The way forward
The aforementioned lines provide solutions that individuals and businesses can take to reduce the release of pollutants that cause acid rain or severe pollution. However, governments are equally liable as polluters, since they are required to take measures to reduce fossil fuel use and setting strict air quality standards. Sustainable solutions to climate change issues like acid rain require efforts on the individual consumption choices and strict policy measures to make businesses commit to adopting cleaner energy alternatives and for individual consumers
to make less polluting choices. The onus lies on the government to create an enabling environment that makes cleaner technologies more affordable and easily available.

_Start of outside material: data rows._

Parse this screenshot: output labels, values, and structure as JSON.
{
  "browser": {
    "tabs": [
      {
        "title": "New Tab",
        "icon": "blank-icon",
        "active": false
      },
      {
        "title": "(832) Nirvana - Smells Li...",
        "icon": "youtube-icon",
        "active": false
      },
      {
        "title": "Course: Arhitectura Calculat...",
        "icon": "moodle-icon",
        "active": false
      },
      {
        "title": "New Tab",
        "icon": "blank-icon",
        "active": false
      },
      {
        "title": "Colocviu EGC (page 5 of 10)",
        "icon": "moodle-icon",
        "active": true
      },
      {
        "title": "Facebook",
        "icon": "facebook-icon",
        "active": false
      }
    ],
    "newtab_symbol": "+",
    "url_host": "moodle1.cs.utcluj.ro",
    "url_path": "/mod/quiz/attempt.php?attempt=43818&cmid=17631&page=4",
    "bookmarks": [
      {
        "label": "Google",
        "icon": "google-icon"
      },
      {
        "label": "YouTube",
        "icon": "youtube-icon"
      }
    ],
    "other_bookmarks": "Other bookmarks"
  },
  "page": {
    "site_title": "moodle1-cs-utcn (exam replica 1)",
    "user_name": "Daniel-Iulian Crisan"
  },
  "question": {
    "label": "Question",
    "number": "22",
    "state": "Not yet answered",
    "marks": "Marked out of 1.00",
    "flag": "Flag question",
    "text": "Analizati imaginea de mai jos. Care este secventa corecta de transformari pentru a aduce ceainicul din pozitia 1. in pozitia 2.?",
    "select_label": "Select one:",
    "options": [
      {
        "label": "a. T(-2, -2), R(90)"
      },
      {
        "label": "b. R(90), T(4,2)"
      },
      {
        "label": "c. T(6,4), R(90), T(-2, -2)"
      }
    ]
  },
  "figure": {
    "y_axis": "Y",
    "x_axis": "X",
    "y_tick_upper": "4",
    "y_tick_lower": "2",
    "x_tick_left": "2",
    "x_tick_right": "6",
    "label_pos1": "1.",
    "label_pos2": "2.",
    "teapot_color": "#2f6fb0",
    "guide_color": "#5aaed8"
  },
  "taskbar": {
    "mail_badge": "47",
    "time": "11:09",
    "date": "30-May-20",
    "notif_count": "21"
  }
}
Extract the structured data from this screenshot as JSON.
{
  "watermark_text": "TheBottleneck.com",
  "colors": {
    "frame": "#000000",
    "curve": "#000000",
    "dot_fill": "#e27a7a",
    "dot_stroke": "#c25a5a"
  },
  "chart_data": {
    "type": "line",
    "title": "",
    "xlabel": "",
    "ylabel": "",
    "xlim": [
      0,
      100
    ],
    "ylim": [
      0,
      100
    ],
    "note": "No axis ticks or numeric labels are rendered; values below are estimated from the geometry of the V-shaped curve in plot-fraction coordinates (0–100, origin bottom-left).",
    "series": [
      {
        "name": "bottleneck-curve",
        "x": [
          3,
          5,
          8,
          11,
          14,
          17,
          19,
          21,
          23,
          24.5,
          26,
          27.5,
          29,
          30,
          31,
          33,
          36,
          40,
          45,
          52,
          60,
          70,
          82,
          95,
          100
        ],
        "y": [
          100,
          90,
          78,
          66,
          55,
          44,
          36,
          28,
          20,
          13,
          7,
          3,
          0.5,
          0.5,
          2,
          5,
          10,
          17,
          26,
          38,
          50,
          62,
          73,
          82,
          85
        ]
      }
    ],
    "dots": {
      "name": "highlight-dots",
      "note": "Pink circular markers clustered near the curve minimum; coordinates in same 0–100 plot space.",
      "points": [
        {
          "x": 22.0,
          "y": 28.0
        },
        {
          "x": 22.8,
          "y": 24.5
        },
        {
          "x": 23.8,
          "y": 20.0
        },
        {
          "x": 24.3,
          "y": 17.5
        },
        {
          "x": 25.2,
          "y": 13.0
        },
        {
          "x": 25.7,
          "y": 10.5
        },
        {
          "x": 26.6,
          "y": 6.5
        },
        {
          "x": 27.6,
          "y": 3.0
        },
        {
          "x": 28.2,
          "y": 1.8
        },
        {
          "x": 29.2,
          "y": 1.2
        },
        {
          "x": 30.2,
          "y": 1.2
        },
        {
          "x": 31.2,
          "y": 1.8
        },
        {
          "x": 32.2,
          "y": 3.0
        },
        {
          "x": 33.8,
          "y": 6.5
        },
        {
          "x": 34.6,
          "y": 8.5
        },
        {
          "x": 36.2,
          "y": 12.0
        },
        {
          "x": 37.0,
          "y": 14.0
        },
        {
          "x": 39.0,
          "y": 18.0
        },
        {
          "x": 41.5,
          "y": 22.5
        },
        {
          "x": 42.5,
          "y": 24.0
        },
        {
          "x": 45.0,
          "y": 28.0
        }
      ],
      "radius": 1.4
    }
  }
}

While, economically empowering individuals who are unable to afford cleaner alternatives because of the high costs involved in acquisition, installation, and application. Serious policy measures in the form of subsidies and scalable production should be encouraged by the government to make cleaner technologies affordable and abundantly available. Proper information dissemination in order to spread and raise awareness about the harmful effects of polluting appliances on human health and the environment must be carried out in society. Such measures can help in educating, informing, and getting people to change their perception towards the use of harmful polluting agents for their economic needs. Effecting these measures would catapult the effort
towards the increased use of clean energy and reduced emission of polluting gases in the atmosphere.